***** MATERIAL FOR THE TASK *****

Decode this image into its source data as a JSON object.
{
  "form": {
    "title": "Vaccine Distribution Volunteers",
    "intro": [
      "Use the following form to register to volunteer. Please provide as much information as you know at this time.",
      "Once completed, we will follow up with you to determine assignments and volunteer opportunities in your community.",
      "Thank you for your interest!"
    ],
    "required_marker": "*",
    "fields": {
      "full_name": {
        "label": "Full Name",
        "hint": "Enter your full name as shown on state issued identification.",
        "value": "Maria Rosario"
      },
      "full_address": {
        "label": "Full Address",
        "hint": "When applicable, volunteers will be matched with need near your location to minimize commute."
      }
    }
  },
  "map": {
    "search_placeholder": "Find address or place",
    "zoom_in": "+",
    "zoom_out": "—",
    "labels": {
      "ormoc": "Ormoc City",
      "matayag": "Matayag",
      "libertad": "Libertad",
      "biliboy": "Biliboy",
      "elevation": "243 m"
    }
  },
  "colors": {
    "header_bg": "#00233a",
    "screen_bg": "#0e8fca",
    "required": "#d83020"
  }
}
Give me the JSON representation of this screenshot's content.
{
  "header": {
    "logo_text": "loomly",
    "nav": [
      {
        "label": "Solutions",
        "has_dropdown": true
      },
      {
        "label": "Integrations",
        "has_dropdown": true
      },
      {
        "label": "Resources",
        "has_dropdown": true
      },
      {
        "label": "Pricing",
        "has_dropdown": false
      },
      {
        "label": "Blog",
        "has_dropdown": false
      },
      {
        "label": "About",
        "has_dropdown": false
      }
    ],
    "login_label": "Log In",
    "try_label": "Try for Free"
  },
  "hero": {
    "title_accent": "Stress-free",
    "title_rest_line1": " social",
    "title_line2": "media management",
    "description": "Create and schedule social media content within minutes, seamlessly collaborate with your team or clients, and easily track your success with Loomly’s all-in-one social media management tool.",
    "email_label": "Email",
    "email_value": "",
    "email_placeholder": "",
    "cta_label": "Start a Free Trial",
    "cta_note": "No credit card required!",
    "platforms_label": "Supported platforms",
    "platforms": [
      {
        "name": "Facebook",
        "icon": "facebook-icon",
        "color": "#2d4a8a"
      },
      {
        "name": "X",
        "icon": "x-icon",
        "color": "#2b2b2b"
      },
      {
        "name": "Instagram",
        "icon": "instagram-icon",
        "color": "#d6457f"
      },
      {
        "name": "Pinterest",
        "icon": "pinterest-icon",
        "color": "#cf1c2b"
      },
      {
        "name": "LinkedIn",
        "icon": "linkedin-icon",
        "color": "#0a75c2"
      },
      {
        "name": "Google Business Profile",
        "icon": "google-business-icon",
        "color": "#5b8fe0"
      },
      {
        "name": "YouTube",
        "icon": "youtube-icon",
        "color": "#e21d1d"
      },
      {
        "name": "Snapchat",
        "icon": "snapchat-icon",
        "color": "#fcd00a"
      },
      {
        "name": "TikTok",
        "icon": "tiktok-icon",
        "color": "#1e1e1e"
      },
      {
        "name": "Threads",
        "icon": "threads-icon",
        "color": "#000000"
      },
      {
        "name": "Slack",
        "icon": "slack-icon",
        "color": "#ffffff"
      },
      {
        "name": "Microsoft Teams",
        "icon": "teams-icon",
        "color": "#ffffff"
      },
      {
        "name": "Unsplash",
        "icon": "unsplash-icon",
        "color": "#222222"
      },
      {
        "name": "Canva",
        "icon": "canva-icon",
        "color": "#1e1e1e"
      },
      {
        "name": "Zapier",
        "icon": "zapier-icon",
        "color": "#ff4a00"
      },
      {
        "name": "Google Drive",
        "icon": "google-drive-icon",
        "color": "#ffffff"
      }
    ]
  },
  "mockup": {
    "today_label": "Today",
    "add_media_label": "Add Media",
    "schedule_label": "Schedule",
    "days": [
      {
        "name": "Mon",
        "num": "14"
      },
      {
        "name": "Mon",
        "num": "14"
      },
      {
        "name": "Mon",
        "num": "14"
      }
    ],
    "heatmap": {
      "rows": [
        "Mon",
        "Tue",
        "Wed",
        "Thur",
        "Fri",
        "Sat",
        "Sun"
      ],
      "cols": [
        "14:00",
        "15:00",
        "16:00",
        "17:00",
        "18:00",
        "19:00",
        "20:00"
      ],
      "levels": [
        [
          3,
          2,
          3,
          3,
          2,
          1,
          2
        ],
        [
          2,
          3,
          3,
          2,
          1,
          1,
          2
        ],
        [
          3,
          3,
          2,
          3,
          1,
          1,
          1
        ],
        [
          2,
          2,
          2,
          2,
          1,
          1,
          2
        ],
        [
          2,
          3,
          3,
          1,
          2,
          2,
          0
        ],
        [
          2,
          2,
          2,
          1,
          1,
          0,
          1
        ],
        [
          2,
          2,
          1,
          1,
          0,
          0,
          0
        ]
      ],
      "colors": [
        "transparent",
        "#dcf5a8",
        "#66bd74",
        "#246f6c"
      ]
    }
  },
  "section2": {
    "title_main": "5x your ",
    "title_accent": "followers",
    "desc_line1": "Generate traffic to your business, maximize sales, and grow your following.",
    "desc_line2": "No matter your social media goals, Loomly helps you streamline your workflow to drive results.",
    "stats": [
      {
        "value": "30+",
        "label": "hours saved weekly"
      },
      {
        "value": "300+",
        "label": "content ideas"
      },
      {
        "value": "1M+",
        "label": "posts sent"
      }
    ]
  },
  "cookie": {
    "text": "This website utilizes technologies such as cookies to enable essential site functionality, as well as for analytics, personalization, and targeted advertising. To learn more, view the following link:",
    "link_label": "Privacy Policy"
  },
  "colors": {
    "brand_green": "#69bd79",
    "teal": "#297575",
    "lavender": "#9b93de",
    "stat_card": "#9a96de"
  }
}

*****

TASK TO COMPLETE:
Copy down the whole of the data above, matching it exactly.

TASK RESULT:
Decode this image into its source data as a JSON object.
{
  "form": {
    "title": "Vaccine Distribution Volunteers",
    "intro": [
      "Use the following form to register to volunteer. Please provide as much information as you know at this time.",
      "Once completed, we will follow up with you to determine assignments and volunteer opportunities in your community.",
      "Thank you for your interest!"
    ],
    "required_marker": "*",
    "fields": {
      "full_name": {
        "label": "Full Name",
        "hint": "Enter your full name as shown on state issued identification.",
        "value": "Maria Rosario"
      },
      "full_address": {
        "label": "Full Address",
        "hint": "When applicable, volunteers will be matched with need near your location to minimize commute."
      }
    }
  },
  "map": {
    "search_placeholder": "Find address or place",
    "zoom_in": "+",
    "zoom_out": "—",
    "labels": {
      "ormoc": "Ormoc City",
      "matayag": "Matayag",
      "libertad": "Libertad",
      "biliboy": "Biliboy",
      "elevation": "243 m"
    }
  },
  "colors": {
    "header_bg": "#00233a",
    "screen_bg": "#0e8fca",
    "required": "#d83020"
  }
}
Give me the JSON representation of this screenshot's content.
{
  "header": {
    "logo_text": "loomly",
    "nav": [
      {
        "label": "Solutions",
        "has_dropdown": true
      },
      {
        "label": "Integrations",
        "has_dropdown": true
      },
      {
        "label": "Resources",
        "has_dropdown": true
      },
      {
        "label": "Pricing",
        "has_dropdown": false
      },
      {
        "label": "Blog",
        "has_dropdown": false
      },
      {
        "label": "About",
        "has_dropdown": false
      }
    ],
    "login_label": "Log In",
    "try_label": "Try for Free"
  },
  "hero": {
    "title_accent": "Stress-free",
    "title_rest_line1": " social",
    "title_line2": "media management",
    "description": "Create and schedule social media content within minutes, seamlessly collaborate with your team or clients, and easily track your success with Loomly’s all-in-one social media management tool.",
    "email_label": "Email",
    "email_value": "",
    "email_placeholder": "",
    "cta_label": "Start a Free Trial",
    "cta_note": "No credit card required!",
    "platforms_label": "Supported platforms",
    "platforms": [
      {
        "name": "Facebook",
        "icon": "facebook-icon",
        "color": "#2d4a8a"
      },
      {
        "name": "X",
        "icon": "x-icon",
        "color": "#2b2b2b"
      },
      {
        "name": "Instagram",
        "icon": "instagram-icon",
        "color": "#d6457f"
      },
      {
        "name": "Pinterest",
        "icon": "pinterest-icon",
        "color": "#cf1c2b"
      },
      {
        "name": "LinkedIn",
        "icon": "linkedin-icon",
        "color": "#0a75c2"
      },
      {
        "name": "Google Business Profile",
        "icon": "google-business-icon",
        "color": "#5b8fe0"
      },
      {
        "name": "YouTube",
        "icon": "youtube-icon",
        "color": "#e21d1d"
      },
      {
        "name": "Snapchat",
        "icon": "snapchat-icon",
        "color": "#fcd00a"
      },
      {
        "name": "TikTok",
        "icon": "tiktok-icon",
        "color": "#1e1e1e"
      },
      {
        "name": "Threads",
        "icon": "threads-icon",
        "color": "#000000"
      },
      {
        "name": "Slack",
        "icon": "slack-icon",
        "color": "#ffffff"
      },
      {
        "name": "Microsoft Teams",
        "icon": "teams-icon",
        "color": "#ffffff"
      },
      {
        "name": "Unsplash",
        "icon": "unsplash-icon",
        "color": "#222222"
      },
      {
        "name": "Canva",
        "icon": "canva-icon",
        "color": "#1e1e1e"
      },
      {
        "name": "Zapier",
        "icon": "zapier-icon",
        "color": "#ff4a00"
      },
      {
        "name": "Google Drive",
        "icon": "google-drive-icon",
        "color": "#ffffff"
      }
    ]
  },
  "mockup": {
    "today_label": "Today",
    "add_media_label": "Add Media",
    "schedule_label": "Schedule",
    "days": [
      {
        "name": "Mon",
        "num": "14"
      },
      {
        "name": "Mon",
        "num": "14"
      },
      {
        "name": "Mon",
        "num": "14"
      }
    ],
    "heatmap": {
      "rows": [
        "Mon",
        "Tue",
        "Wed",
        "Thur",
        "Fri",
        "Sat",
        "Sun"
      ],
      "cols": [
        "14:00",
        "15:00",
        "16:00",
        "17:00",
        "18:00",
        "19:00",
        "20:00"
      ],
      "levels": [
        [
          3,
          2,
          3,
          3,
          2,
          1,
          2
        ],
        [
          2,
          3,
          3,
          2,
          1,
          1,
          2
        ],
        [
          3,
          3,
          2,
          3,
          1,
          1,
          1
        ],
        [
          2,
          2,
          2,
          2,
          1,
          1,
          2
        ],
        [
          2,
          3,
          3,
          1,
          2,
          2,
          0
        ],
        [
          2,
          2,
          2,
          1,
          1,
          0,
          1
        ],
        [
          2,
          2,
          1,
          1,
          0,
          0,
          0
        ]
      ],
      "colors": [
        "transparent",
        "#dcf5a8",
        "#66bd74",
        "#246f6c"
      ]
    }
  },
  "section2": {
    "title_main": "5x your ",
    "title_accent": "followers",
    "desc_line1": "Generate traffic to your business, maximize sales, and grow your following.",
    "desc_line2": "No matter your social media goals, Loomly helps you streamline your workflow to drive results.",
    "stats": [
      {
        "value": "30+",
        "label": "hours saved weekly"
      },
      {
        "value": "300+",
        "label": "content ideas"
      },
      {
        "value": "1M+",
        "label": "posts sent"
      }
    ]
  },
  "cookie": {
    "text": "This website utilizes technologies such as cookies to enable essential site functionality, as well as for analytics, personalization, and targeted advertising. To learn more, view the following link:",
    "link_label": "Privacy Policy"
  },
  "colors": {
    "brand_green": "#69bd79",
    "teal": "#297575",
    "lavender": "#9b93de",
    "stat_card": "#9a96de"
  }
}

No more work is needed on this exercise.